Knowles-Nelson grants work behind the scenes to protect public lands and build the amenities that help us all enjoy nature both close to home and far away. Too often, it’s hard to see the cumulative impact of the Stewardship Program. That’s where our research comes in. We look at the big picture of Wisconsin’s investments in land and water conservation, and we bring that big picture to life with detailed examples of Knowles-Nelson projects from around the state. The research shows how land and water conservation is a key investment in green infrastructure, the natural systems that clean our air and water, nourish our souls, and provide wildlife habitat. We quantify the services provided by nature so that policymakers can understand the enormous long-term value of investing in Wisconsin’s land and water. And we look at how time spent in nature improves our mental and physical health.

Now is the Time to Act

Please, speak up now for Wisconsin’s Knowles-Nelson Stewardship Program. The governor and state legislators must act to renew and strengthen the program or it will soon expire. Design personalized postcards that show your love of Wisconsin’s land and water, and we’ll print and mail them to the governor and your legislators. It’s free, and it’s more important than ever to let our elected officials know that people all across our state are committed to caring for our land, water, and wildlife. When you write your legislators, we’ll also sign you up for Team Knowles-Nelson so that you can receive updates on our work and alerts that let you know how to speak up for Stewardship at the right time, with the right messages, directed to the right people.

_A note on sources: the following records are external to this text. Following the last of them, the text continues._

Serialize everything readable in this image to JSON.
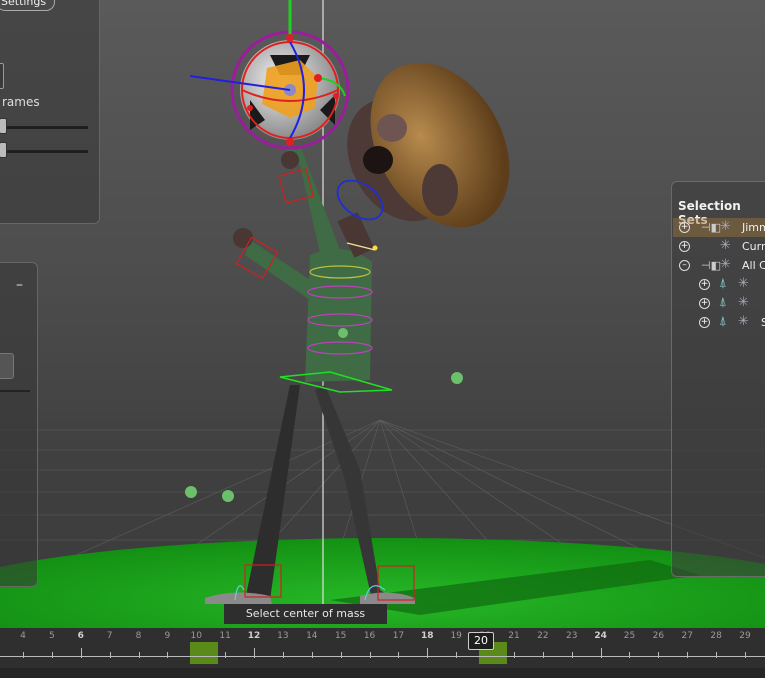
{
  "left_panel": {
    "settings_label": "Settings",
    "frames_label": "rames",
    "collapse_symbol": "–"
  },
  "selection_sets": {
    "title": "Selection Sets",
    "rows": [
      {
        "label": "Jimm",
        "expand": "+"
      },
      {
        "label": "Curr",
        "expand": "+"
      },
      {
        "label": "All C",
        "expand": "–"
      },
      {
        "label": "",
        "expand": "+"
      },
      {
        "label": "",
        "expand": "+"
      },
      {
        "label": "S",
        "expand": "+"
      }
    ]
  },
  "tooltip": "Select center of mass controls",
  "timeline": {
    "ticks": [
      "4",
      "5",
      "6",
      "7",
      "8",
      "9",
      "10",
      "11",
      "12",
      "13",
      "14",
      "15",
      "16",
      "17",
      "18",
      "19",
      "20",
      "21",
      "22",
      "23",
      "24",
      "25",
      "26",
      "27",
      "28",
      "29"
    ],
    "major_ticks": [
      "6",
      "12",
      "18",
      "24"
    ],
    "current_frame": "20",
    "key_frames": [
      "10",
      "20"
    ]
  },
  "colors": {
    "ground": "#1fa31f",
    "key_marker": "#5a8a1a",
    "tooltip_bg": "#2e2e2e"
  }
}
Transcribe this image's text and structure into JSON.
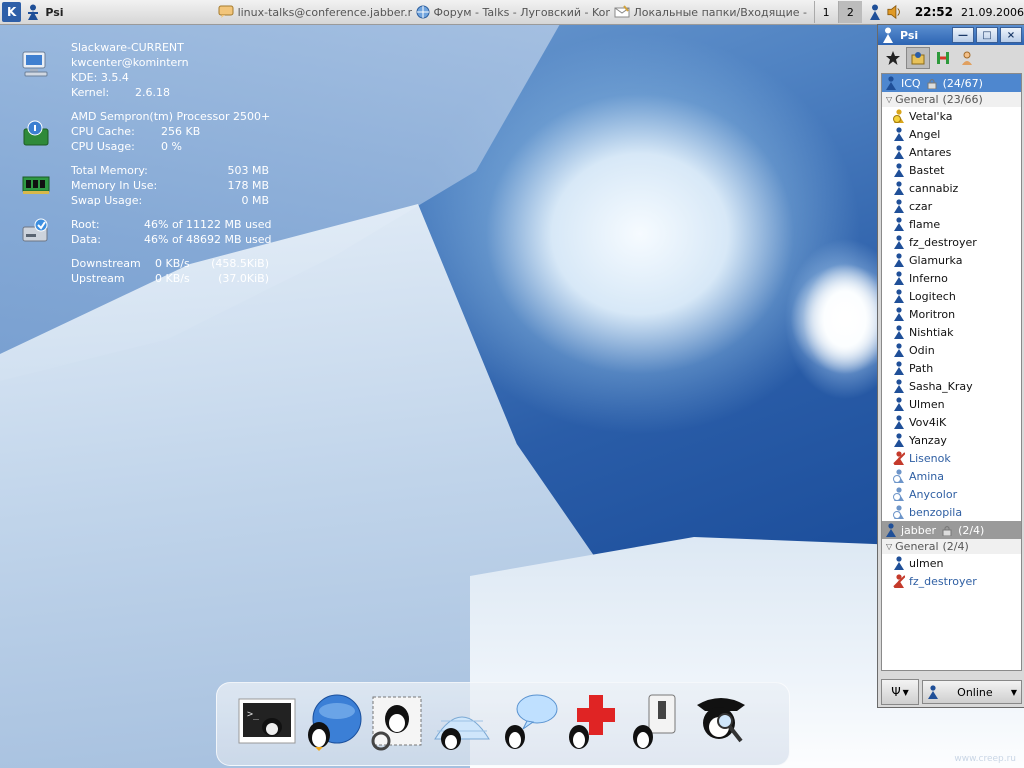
{
  "taskbar": {
    "kmenu_label": "K",
    "tasks": [
      {
        "label": "Psi",
        "icon": "psi-icon"
      },
      {
        "label": "linux-talks@conference.jabber.r",
        "icon": "chat-icon"
      },
      {
        "label": "Форум - Talks - Луговский - Kon",
        "icon": "konqueror-icon"
      },
      {
        "label": "Локальные папки/Входящие - K",
        "icon": "kmail-icon"
      }
    ],
    "desktops": [
      "1",
      "2"
    ],
    "clock": "22:52",
    "date": "21.09.2006"
  },
  "sysinfo": {
    "system": [
      {
        "label": "Slackware-CURRENT",
        "v1": "",
        "v2": ""
      },
      {
        "label": "kwcenter@komintern",
        "v1": "",
        "v2": ""
      },
      {
        "label": "KDE: 3.5.4",
        "v1": "",
        "v2": ""
      },
      {
        "label": "Kernel:",
        "v1": "2.6.18",
        "v2": ""
      }
    ],
    "cpu": [
      {
        "label": "AMD Sempron(tm) Processor 2500+",
        "v1": "",
        "v2": ""
      },
      {
        "label": "CPU Cache:",
        "v1": "256 KB",
        "v2": ""
      },
      {
        "label": "CPU Usage:",
        "v1": "0 %",
        "v2": ""
      }
    ],
    "memory": [
      {
        "label": "Total Memory:",
        "v1": "",
        "v2": "503 MB"
      },
      {
        "label": "Memory In Use:",
        "v1": "",
        "v2": "178 MB"
      },
      {
        "label": "Swap Usage:",
        "v1": "",
        "v2": "0 MB"
      }
    ],
    "disk": [
      {
        "label": "Root:",
        "v1": "46% of 11122 MB used",
        "v2": ""
      },
      {
        "label": "Data:",
        "v1": "46% of 48692 MB used",
        "v2": ""
      }
    ],
    "network": [
      {
        "label": "Downstream",
        "v1": "0 KB/s",
        "v2": "(458.5KiB)"
      },
      {
        "label": "Upstream",
        "v1": "0 KB/s",
        "v2": "(37.0KiB)"
      }
    ]
  },
  "dock": {
    "items": [
      {
        "name": "terminal-icon"
      },
      {
        "name": "browser-globe-icon"
      },
      {
        "name": "mail-stamp-icon"
      },
      {
        "name": "igloo-home-icon"
      },
      {
        "name": "chat-bubble-icon"
      },
      {
        "name": "red-cross-help-icon"
      },
      {
        "name": "power-switch-icon"
      },
      {
        "name": "pirate-search-icon"
      }
    ]
  },
  "psi": {
    "title": "Psi",
    "window_buttons": [
      "—",
      "□",
      "×"
    ],
    "accounts": [
      {
        "name": "ICQ",
        "count": "(24/67)",
        "selected": true,
        "group": "General",
        "group_count": "(23/66)",
        "contacts": [
          {
            "name": "Vetal'ka",
            "status": "away"
          },
          {
            "name": "Angel",
            "status": "online"
          },
          {
            "name": "Antares",
            "status": "online"
          },
          {
            "name": "Bastet",
            "status": "online"
          },
          {
            "name": "cannabiz",
            "status": "online"
          },
          {
            "name": "czar",
            "status": "online"
          },
          {
            "name": "flame",
            "status": "online"
          },
          {
            "name": "fz_destroyer",
            "status": "online"
          },
          {
            "name": "Glamurka",
            "status": "online"
          },
          {
            "name": "Inferno",
            "status": "online"
          },
          {
            "name": "Logitech",
            "status": "online"
          },
          {
            "name": "Moritron",
            "status": "online"
          },
          {
            "name": "Nishtiak",
            "status": "online"
          },
          {
            "name": "Odin",
            "status": "online"
          },
          {
            "name": "Path",
            "status": "online"
          },
          {
            "name": "Sasha_Kray",
            "status": "online"
          },
          {
            "name": "Ulmen",
            "status": "online"
          },
          {
            "name": "Vov4iK",
            "status": "online"
          },
          {
            "name": "Yanzay",
            "status": "online"
          },
          {
            "name": "Lisenok",
            "status": "offline-red"
          },
          {
            "name": "Amina",
            "status": "offline"
          },
          {
            "name": "Anycolor",
            "status": "offline"
          },
          {
            "name": "benzopila",
            "status": "offline"
          }
        ]
      },
      {
        "name": "jabber",
        "count": "(2/4)",
        "selected": false,
        "group": "General",
        "group_count": "(2/4)",
        "contacts": [
          {
            "name": "ulmen",
            "status": "online"
          },
          {
            "name": "fz_destroyer",
            "status": "offline-red"
          }
        ]
      }
    ],
    "status_label": "Online"
  },
  "watermark": "www.creep.ru",
  "colors": {
    "online": "#1f4f98",
    "away": "#d9a51a",
    "offline": "#6d95c9",
    "offline_red": "#c43a2b",
    "selected": "#4e87cf"
  }
}
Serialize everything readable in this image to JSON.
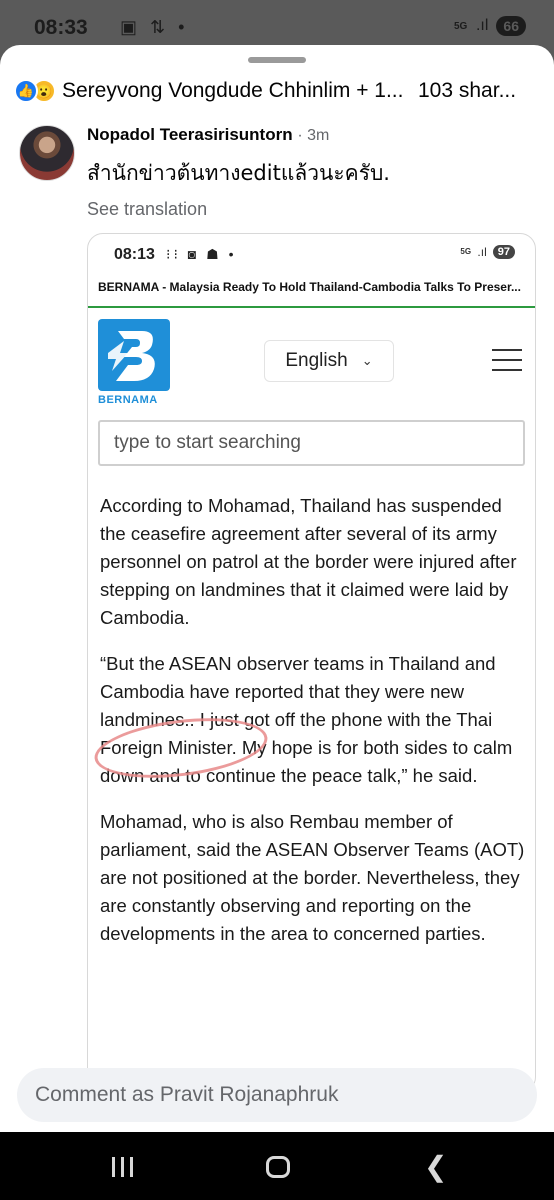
{
  "status_bar": {
    "time": "08:33",
    "network": "5G",
    "battery": "66"
  },
  "reactions": {
    "names": "Sereyvong Vongdude Chhinlim + 1...",
    "shares": "103 shar..."
  },
  "comment": {
    "author": "Nopadol Teerasirisuntorn",
    "time": "· 3m",
    "text": "สำนักข่าวต้นทางeditแล้วนะครับ.",
    "see_translation": "See translation"
  },
  "embedded_screenshot": {
    "status": {
      "time": "08:13",
      "network": "5G",
      "battery": "97"
    },
    "page_title": "BERNAMA - Malaysia Ready To Hold Thailand-Cambodia Talks To Preser...",
    "logo_text": "BERNAMA",
    "language": "English",
    "search_placeholder": "type to start searching",
    "paragraphs": [
      "According to Mohamad, Thailand has suspended the ceasefire agreement after several of its army personnel on patrol at the border were injured after stepping on landmines that it claimed were laid by Cambodia.",
      "“But the ASEAN observer teams in Thailand and Cambodia have reported that they were new landmines.. I just got off the phone with the Thai Foreign Minister. My hope is for both sides to calm down and to continue the peace talk,” he said.",
      "Mohamad, who is also Rembau member of parliament, said the ASEAN Observer Teams (AOT) are not positioned at the border. Nevertheless, they are constantly observing and reporting on the developments in the area to concerned parties."
    ]
  },
  "composer": {
    "placeholder": "Comment as Pravit Rojanaphruk"
  },
  "colors": {
    "accent": "#1877f2",
    "bernama_blue": "#1f8fd8",
    "highlight_circle": "#e88a8a"
  }
}
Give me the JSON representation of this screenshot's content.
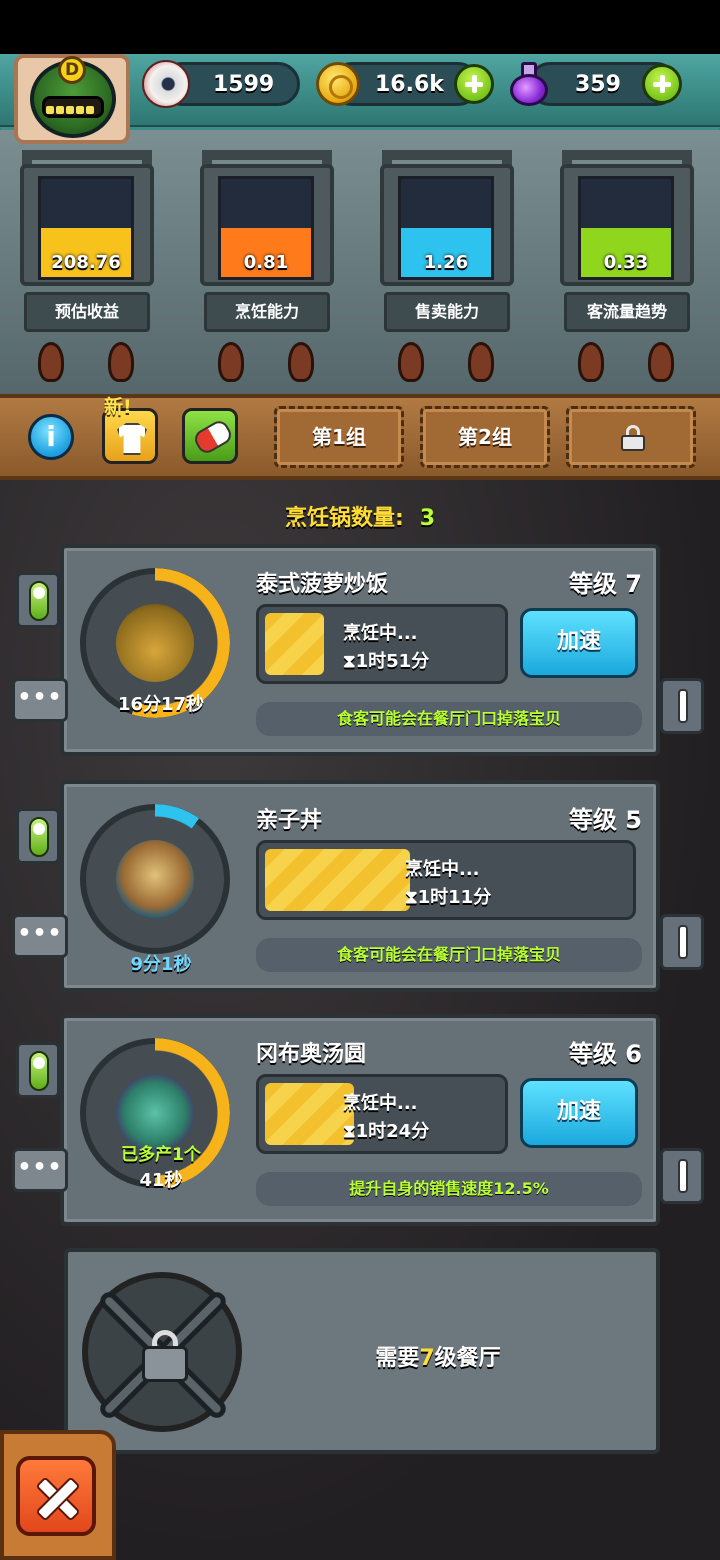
{
  "header": {
    "avatar_badge": "D",
    "eyeballs": "1599",
    "coins": "16.6k",
    "potions": "359"
  },
  "stats": [
    {
      "value": "208.76",
      "label": "预估收益",
      "color": "#f7c21c",
      "fill": 0.5
    },
    {
      "value": "0.81",
      "label": "烹饪能力",
      "color": "#ff7a1a",
      "fill": 0.5
    },
    {
      "value": "1.26",
      "label": "售卖能力",
      "color": "#2ec3ee",
      "fill": 0.5
    },
    {
      "value": "0.33",
      "label": "客流量趋势",
      "color": "#8fd61d",
      "fill": 0.5
    }
  ],
  "toolbar": {
    "new_label": "新!",
    "tabs": [
      "第1组",
      "第2组"
    ]
  },
  "pot_count_label": "烹饪锅数量:",
  "pot_count": "3",
  "pots": [
    {
      "name": "泰式菠萝炒饭",
      "level": "等级 7",
      "status": "烹饪中...",
      "time": "⧗1时51分",
      "timer": "16分17秒",
      "speed": "加速",
      "bonus": "食客可能会在餐厅门口掉落宝贝",
      "progress": 0.25
    },
    {
      "name": "亲子丼",
      "level": "等级 5",
      "status": "烹饪中...",
      "time": "⧗1时11分",
      "timer": "9分1秒",
      "bonus": "食客可能会在餐厅门口掉落宝贝",
      "progress": 0.4
    },
    {
      "name": "冈布奥汤圆",
      "level": "等级 6",
      "status": "烹饪中...",
      "time": "⧗1时24分",
      "extra": "已多产1个",
      "timer": "41秒",
      "speed": "加速",
      "bonus": "提升自身的销售速度12.5%",
      "progress": 0.38
    }
  ],
  "locked": {
    "prefix": "需要",
    "level": "7",
    "suffix": "级餐厅"
  },
  "icons": [
    "eyeball-icon",
    "coin-icon",
    "potion-icon",
    "plus-icon",
    "info-icon",
    "shirt-icon",
    "pill-icon",
    "lock-icon",
    "close-icon",
    "arrow-up-icon",
    "more-icon"
  ]
}
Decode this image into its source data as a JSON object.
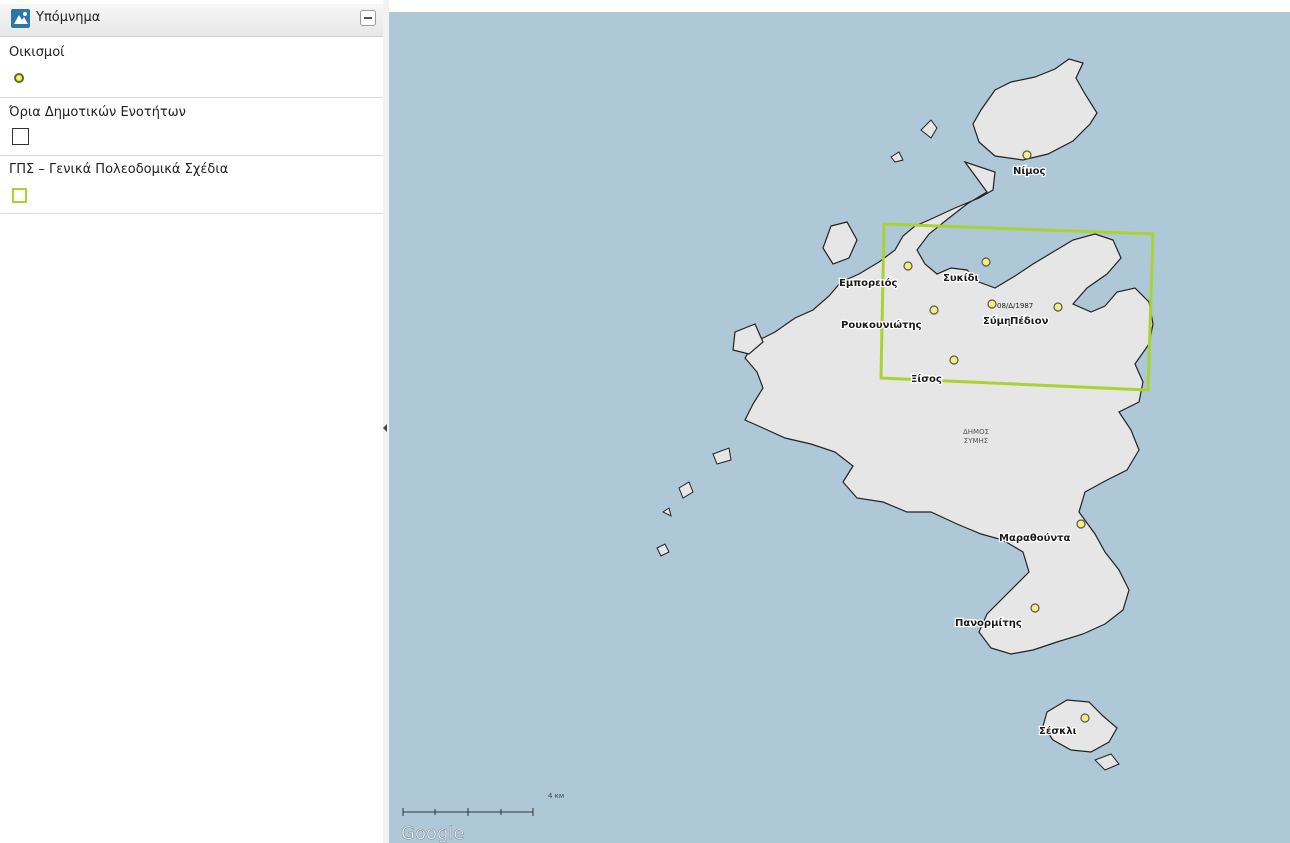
{
  "legend": {
    "title": "Υπόμνημα",
    "items": [
      {
        "label": "Οικισμοί"
      },
      {
        "label": "Όρια Δημοτικών Ενοτήτων"
      },
      {
        "label": "ΓΠΣ – Γενικά Πολεοδομικά Σχέδια"
      }
    ]
  },
  "map": {
    "places": {
      "nimos": "Νίμος",
      "emporeios": "Εμπορειός",
      "sykidi": "Συκίδι",
      "symi": "Σύμη",
      "pedion": "Πέδιον",
      "date": "08/Δ/1987",
      "roukouniotis": "Ρουκουνιώτης",
      "xisos": "Ξίσος",
      "marathounta": "Μαραθούντα",
      "panormitis": "Πανορμίτης",
      "seskli": "Σέσκλι"
    },
    "municipality_line1": "ΔΗΜΟΣ",
    "municipality_line2": "ΣΥΜΗΣ",
    "scale_label": "4 км",
    "attribution": "Google",
    "colors": {
      "sea": "#aec8d8",
      "land": "#e6e6e6",
      "settlement": "#f4f07a",
      "plan_boundary": "#a9d332"
    }
  }
}
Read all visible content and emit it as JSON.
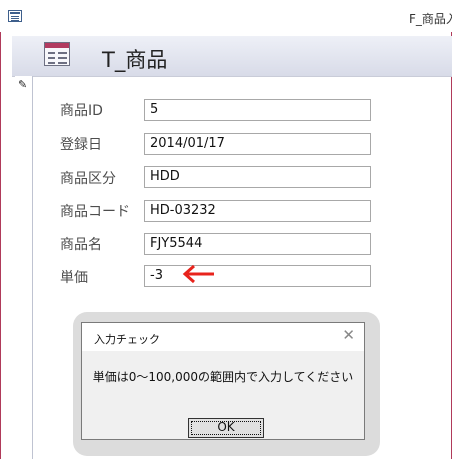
{
  "window": {
    "title": "F_商品入",
    "icon": "form-icon"
  },
  "header": {
    "title": "T_商品",
    "icon": "table-icon"
  },
  "record_selector": {
    "icon": "pencil-icon"
  },
  "fields": [
    {
      "label": "商品ID",
      "value": "5"
    },
    {
      "label": "登録日",
      "value": "2014/01/17"
    },
    {
      "label": "商品区分",
      "value": "HDD"
    },
    {
      "label": "商品コード",
      "value": "HD-03232"
    },
    {
      "label": "商品名",
      "value": "FJY5544"
    },
    {
      "label": "単価",
      "value": "-3"
    }
  ],
  "annotation": {
    "icon": "red-arrow-icon",
    "color": "#e8231c"
  },
  "dialog": {
    "title": "入力チェック",
    "message": "単価は0～100,000の範囲内で入力してください",
    "ok_label": "OK",
    "close_glyph": "✕"
  }
}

grants to support the Ice Age Trail
Wisconsin acres protected by Knowles-Nelson
$350 Million
in grants to nonprofits and local governments
of Wisconsin land is conserved
Grants to support local parks, trails and campgrounds
$2 billion
annual economic value of Knowles-Nelson lands
grants to support Wisconsin Boating facilities
annual cost per Wisconsin resident
$24 Billion
forestry industry supported

Thanks! We'll keep you in the loop about Team Knowles Nelson.